I recently posted a top five list of my favorite books, which was fun to write and got me to thinking about other top fives I could share. Favorite kitchen utensils? Favorite paint colors? Perhaps I should dive head-first into the nerd pool and wax poetic about my favorite Rick and Morty episodes. Neat ideas, but let’s keep it simple for now and talk about my favorite movies.
This particular list was inspired by a recent chat with my wife. For the longest time, my favorite movie was Fight Club. It spoke to my twenties self more than any other media. I admired Tyler Durden, embraced the rebellious themes, and even wrote songs about them. But now, in the unbridled shit show that is 2020, the movie has lost a lot of its appeal. In fact, it comes across as whiny and self-important.
And so, the question arose: what are my current favorite movies? After a long and insightful debate, I have narrowed it down to the following top five.
Is there a better sci-fi classic? It is truly astounding to me that this movie was made in 1982, long before the polished effects of modern CGI. And even if some effects show their age, you barely notice because the performances are fantastic. They could have filmed this movie in a dirty parking lot and it would be just as compelling. I probably watch Rutger Hauer’s “Tears in Rain” speech a dozen times per year. Blade Runner is the very definition of standing the test of time. I am always in the mood to watch this film.
No Country for Old Men
Not only is this one of my all-time favorite films, it also contains my all-time favorite scene. The coin toss scene at the gas station (which I included below) could be plucked out of the movie and lauded as one of the best short films ever made. Javier Bardem’s performance as Anton Chigurh left such a lasting impression on me that I used him as a template for the Axeman in my sci-fi thriller Thursday Midnight. I cannot think of a more frightening and compelling villain in cinema. No Country is the Coen Brothers at their very best.

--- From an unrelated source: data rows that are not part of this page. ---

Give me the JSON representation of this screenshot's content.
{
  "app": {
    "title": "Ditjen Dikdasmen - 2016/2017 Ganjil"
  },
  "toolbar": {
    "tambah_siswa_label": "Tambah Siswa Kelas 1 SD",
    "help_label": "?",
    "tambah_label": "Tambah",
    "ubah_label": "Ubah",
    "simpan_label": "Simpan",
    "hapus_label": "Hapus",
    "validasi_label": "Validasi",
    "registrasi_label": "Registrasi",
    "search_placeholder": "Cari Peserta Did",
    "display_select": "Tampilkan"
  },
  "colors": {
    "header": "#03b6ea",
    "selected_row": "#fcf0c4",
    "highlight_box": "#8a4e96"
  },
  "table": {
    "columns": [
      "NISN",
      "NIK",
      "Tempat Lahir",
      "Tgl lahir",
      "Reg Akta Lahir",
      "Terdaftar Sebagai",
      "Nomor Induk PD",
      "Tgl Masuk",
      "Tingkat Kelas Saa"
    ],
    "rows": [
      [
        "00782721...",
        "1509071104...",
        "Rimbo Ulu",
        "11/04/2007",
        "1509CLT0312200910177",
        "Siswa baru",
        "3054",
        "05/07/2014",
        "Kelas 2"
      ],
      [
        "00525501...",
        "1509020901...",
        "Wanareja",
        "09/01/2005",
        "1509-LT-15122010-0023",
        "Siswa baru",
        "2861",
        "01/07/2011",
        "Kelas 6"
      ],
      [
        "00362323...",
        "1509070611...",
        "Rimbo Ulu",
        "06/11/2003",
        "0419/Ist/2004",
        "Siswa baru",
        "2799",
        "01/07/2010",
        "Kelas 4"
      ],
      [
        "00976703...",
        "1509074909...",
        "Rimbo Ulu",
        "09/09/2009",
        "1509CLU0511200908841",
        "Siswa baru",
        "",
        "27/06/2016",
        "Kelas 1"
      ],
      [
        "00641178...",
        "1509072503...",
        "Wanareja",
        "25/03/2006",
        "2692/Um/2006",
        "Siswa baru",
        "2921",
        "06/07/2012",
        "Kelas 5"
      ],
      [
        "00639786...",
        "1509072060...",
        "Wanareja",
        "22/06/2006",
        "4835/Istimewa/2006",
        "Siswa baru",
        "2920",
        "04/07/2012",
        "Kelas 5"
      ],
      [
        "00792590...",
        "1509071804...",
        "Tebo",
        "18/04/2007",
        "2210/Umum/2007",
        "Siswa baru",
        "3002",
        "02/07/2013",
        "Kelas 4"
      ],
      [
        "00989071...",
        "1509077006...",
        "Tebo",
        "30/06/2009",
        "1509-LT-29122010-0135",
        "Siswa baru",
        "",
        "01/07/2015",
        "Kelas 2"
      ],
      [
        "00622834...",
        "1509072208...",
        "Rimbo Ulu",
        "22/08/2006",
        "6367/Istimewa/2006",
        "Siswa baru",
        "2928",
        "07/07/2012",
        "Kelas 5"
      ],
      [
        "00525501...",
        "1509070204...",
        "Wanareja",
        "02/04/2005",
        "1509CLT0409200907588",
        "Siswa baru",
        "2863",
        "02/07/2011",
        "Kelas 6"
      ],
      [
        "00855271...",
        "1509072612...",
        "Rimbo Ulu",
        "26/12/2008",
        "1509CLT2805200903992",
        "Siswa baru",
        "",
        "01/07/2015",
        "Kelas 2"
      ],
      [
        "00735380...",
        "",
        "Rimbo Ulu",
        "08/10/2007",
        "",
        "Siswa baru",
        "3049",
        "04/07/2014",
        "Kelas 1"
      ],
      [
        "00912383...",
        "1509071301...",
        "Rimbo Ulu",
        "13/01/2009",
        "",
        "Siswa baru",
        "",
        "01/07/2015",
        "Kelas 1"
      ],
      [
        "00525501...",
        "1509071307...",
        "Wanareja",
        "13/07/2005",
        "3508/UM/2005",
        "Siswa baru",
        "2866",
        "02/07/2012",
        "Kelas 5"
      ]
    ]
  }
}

It was tempting to select the first film, which is one of the best haunted house movies ever made. However, it was Aliens that defined my youth. It kick-started my obsession with science fiction and has been a staple of my rewatch list ever since. This movie is infinitely quotable thanks to one of the best ensemble casts ever put to film. Every character death was a vicious gut punch. Aliens also gave me my first cinematic crush, because who can resist the absolute badass that is Ellen Ripley?
What can I say about Jaws that hasn’t been said already? This was the film that taught me about film. Everything about this movie is perfect. Casting, tone, pacing, lighting, all perfect. Filming Jaws was catching lightning in a bottle, which gave us the first summer blockbuster. While the movie contains several career-defining performances, I have to give high props to the master. Robert Shaw’s Indianapolis Speech remains, in my opinion, the single greatest monologue ever filmed. It frightened me more than the actual shark.
Indiana Jones and the Last Crusade
Another pitch-perfect movie that nails every note. Yes, Raiders of the Lost Ark is also a perfect movie, but it suffers from one teeny tiny problem: the lack of Sean Connery. In all seriousness, Connery as Indie’s father is one of the most inspired casting choices of all time. It created an iconic duo that is so much fun to watch. Last Crusade is one of the few films that can still make me laugh after the 100th viewing. “Don’t call me Junior!” “She talks in her sleep.” “I should have mailed it to the Marx Brothers.” And, of course …
Honorable mentions: Ex Machina, Children of Men, Guardians of the Galaxy, Pulp Fiction, Inglourious Basterds, Finding Nemo, The Incredibles, WALL-E, The Big Lebowski, The Martian, Predator, The Terminator, Moon, Back to the Future, Galaxy Quest, The Matrix, The Lord of the Rings trilogy, 2001: A Space Odyssey, Clerks, The Dark Knight, There Will Be Blood